Written by Marcus Gardley and directed by Eric Ting, “black odyssey” is a modern twist on the epic poem by Homer that features an all-Black cast. Based in 2001 Oakland, the play follows an American soldier, Ulysses Lincoln (J.D. Mollison), and his journey to not only return to his family but also to discover his family’s deep history.
The framing of this narrative is multitiered. The play starts off with a comedic chess match between brothers Great Grand PawSidin (Aldo Billingslea), the god of the seas, and Great Grand Daddy Deus (Cleavant Derricks), the king of heaven. This chess match accurately represents the classical gods’ tendency to interfere in the lives of mortals. Great Aunt Tina (Margo Hall), the goddess of wisdom, discusses the issue that sparked the conflict between these two characters: Ulysses had killed PawSidin’s son in battle.
Ulysses elaborates on the struggles he had to face because of PawSidin’s wrath through a series of anecdotes used to keep Benevolence Nausicca Sabine (Safiya Fredericks) entertained. The multilayered method of storytelling kept the play dynamic and complex without straying far from its intent. The bridging of these strangers’ stories ultimately makes them realize that they were never really strangers at all. The re-evaluation of the term “family” set forth in this play encouraged the audience members to broaden their scope of empathy.
The use of music in this play was exceptionally curated. Drummer Ruthie Price, who provided the background beats, was the hidden gem of this production. Her rhythmic precision was the solid basis for most of the musical aspects of the show. In the opening act, the characters entered from various locations of the stage and together they hummed a traditional African melody that reflected their roots.
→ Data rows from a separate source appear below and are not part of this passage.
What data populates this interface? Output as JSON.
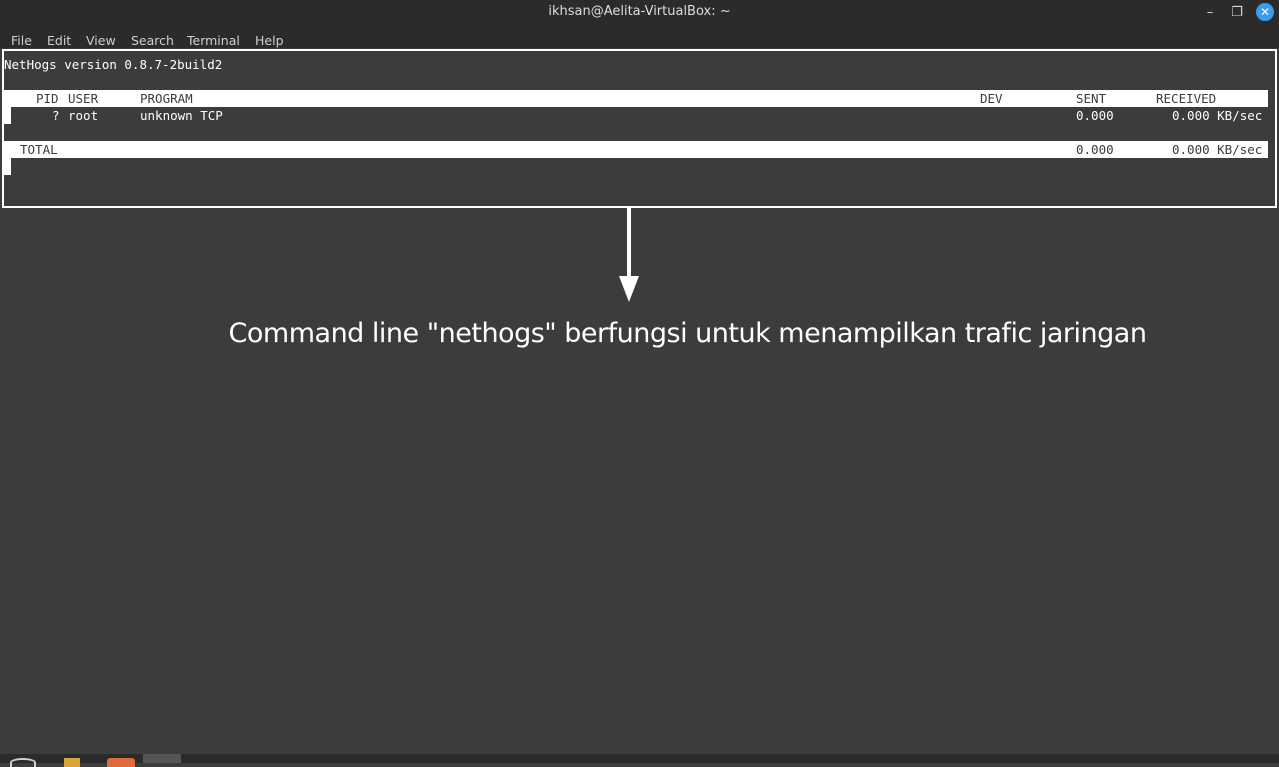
{
  "window": {
    "title": "ikhsan@Aelita-VirtualBox: ~",
    "min_symbol": "–",
    "max_symbol": "❐",
    "close_symbol": "✕"
  },
  "menubar": {
    "file": "File",
    "edit": "Edit",
    "view": "View",
    "search": "Search",
    "terminal": "Terminal",
    "help": "Help"
  },
  "nethogs": {
    "version_line": "NetHogs version 0.8.7-2build2",
    "headers": {
      "pid": "PID",
      "user": "USER",
      "program": "PROGRAM",
      "dev": "DEV",
      "sent": "SENT",
      "received": "RECEIVED"
    },
    "rows": [
      {
        "pid": "?",
        "user": "root",
        "program": "unknown TCP",
        "dev": "",
        "sent": "0.000",
        "received": "0.000 KB/sec"
      }
    ],
    "total": {
      "label": "TOTAL",
      "sent": "0.000",
      "received": "0.000 KB/sec"
    }
  },
  "annotation": {
    "caption": "Command line \"nethogs\" berfungsi untuk menampilkan trafic jaringan"
  },
  "colors": {
    "terminal_bg": "#3c3c3c",
    "titlebar_bg": "#2b2b2b",
    "close_button": "#3a9be8",
    "highlight": "#ffffff"
  }
}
On the other hand, the dialogue between the characters read like pure poetry. Through the synthesis of impeccable cadence and rhyme, the script almost resembled a rap cypher, paying homage to the American origins of hip-hop music.
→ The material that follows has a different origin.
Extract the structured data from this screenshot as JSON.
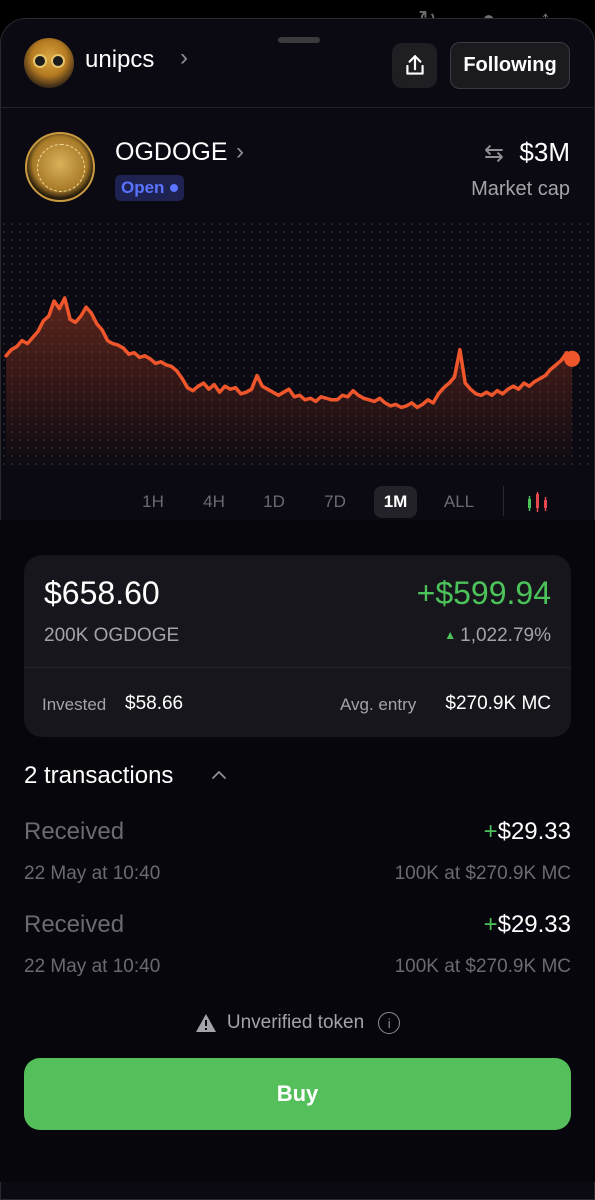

The cultural significance of music is further explored in the hilarious scene when Ulysses meets Superfly Tiresias (Derricks) driving a Cadillac. The appearances of artists such as Diana Ross (Velina Brown) and Tina Turner (Hall) serve to anchor this play in the passion and exuberance of Black soul music.
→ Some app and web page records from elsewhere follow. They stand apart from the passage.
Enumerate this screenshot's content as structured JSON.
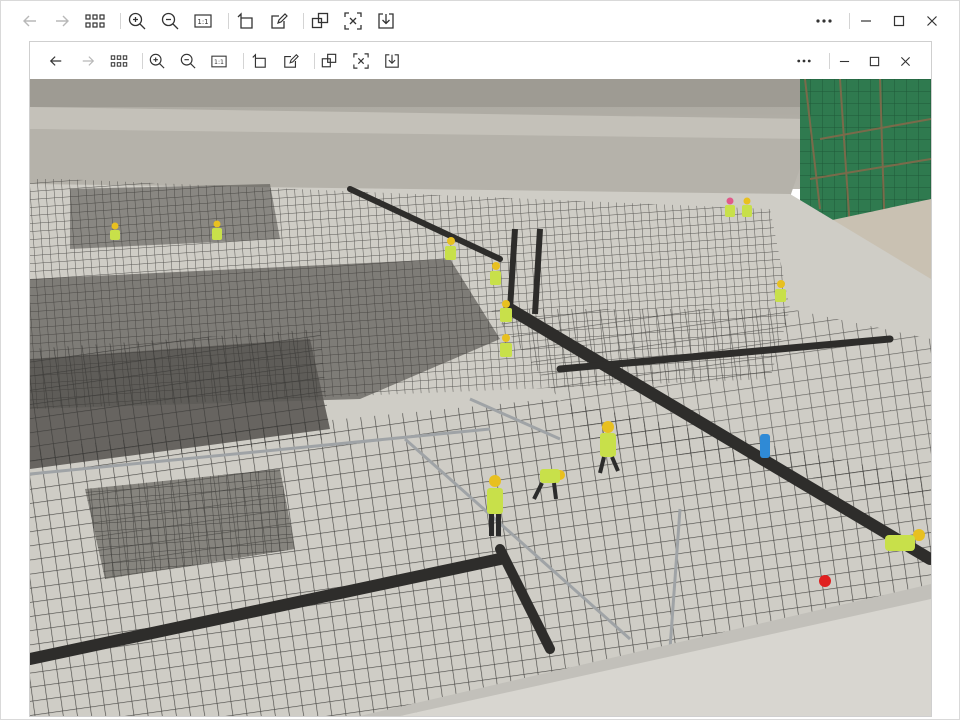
{
  "app": {
    "outer_toolbar": {
      "icons": [
        "back-arrow-icon",
        "forward-arrow-icon",
        "grid-icon",
        "zoom-in-icon",
        "zoom-out-icon",
        "actual-size-icon",
        "rotate-icon",
        "edit-icon",
        "copy-icon",
        "ocr-icon",
        "download-icon",
        "more-icon",
        "minimize-icon",
        "maximize-icon",
        "close-icon"
      ],
      "actual_size_label": "1:1"
    },
    "inner_toolbar": {
      "icons": [
        "back-arrow-icon",
        "forward-arrow-icon",
        "grid-icon",
        "zoom-in-icon",
        "zoom-out-icon",
        "actual-size-icon",
        "rotate-icon",
        "edit-icon",
        "copy-icon",
        "ocr-icon",
        "download-icon",
        "more-icon",
        "minimize-icon",
        "maximize-icon",
        "close-icon"
      ],
      "actual_size_label": "1:1"
    }
  },
  "photo": {
    "subject": "construction-site-rebar",
    "colors": {
      "wall": "#b9b6ad",
      "floor": "#cfcdc6",
      "rebar": "#3b3a38",
      "green_net": "#2f7a4f",
      "vest": "#c8e04a",
      "helmet": "#e8c020",
      "concrete_slab": "#d8d6d0"
    }
  }
}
The two raised platforms on the stage were surprisingly versatile in set transformation. During the hilarious feast scene, Circe (Brown) and Ulysses are seated at opposite ends of the platforms, which are bridged together by staggered candles and plates of food all held by other characters. In another scene, the platforms are utilized as two separate locations, where both Ulysses and his son Malachai (Michael Curry) are confronted by cops simultaneously. The stage remained aesthetically minimalist but the creativity laced within its simplicity demonstrated the director’s mastery in design.
After the intermission, Ulysses delivered an impactful monologue on the history of Black people in the United States. He paid respects to his ancestors who were violently removed from their homes and forced to work on plantations. He also displayed his fury over the fact that, despite all that Black people have suffered for the sake of this country, they still have to remind others that Black lives matter. By breaking the fourth wall and bringing up politically and socially relevant questions, this beautifully written monologue pleaded that the audience be as woke as Ulysses.
From heart to humor, there was not a single aspect of performance that “black odyssey” did not excel at. It is a satisfying tale of finding self-identity, learning to embrace history and painting a brighter future. “Black odyssey” is a brilliant blend of modernity and classical storytelling that delivers an unforgettable message.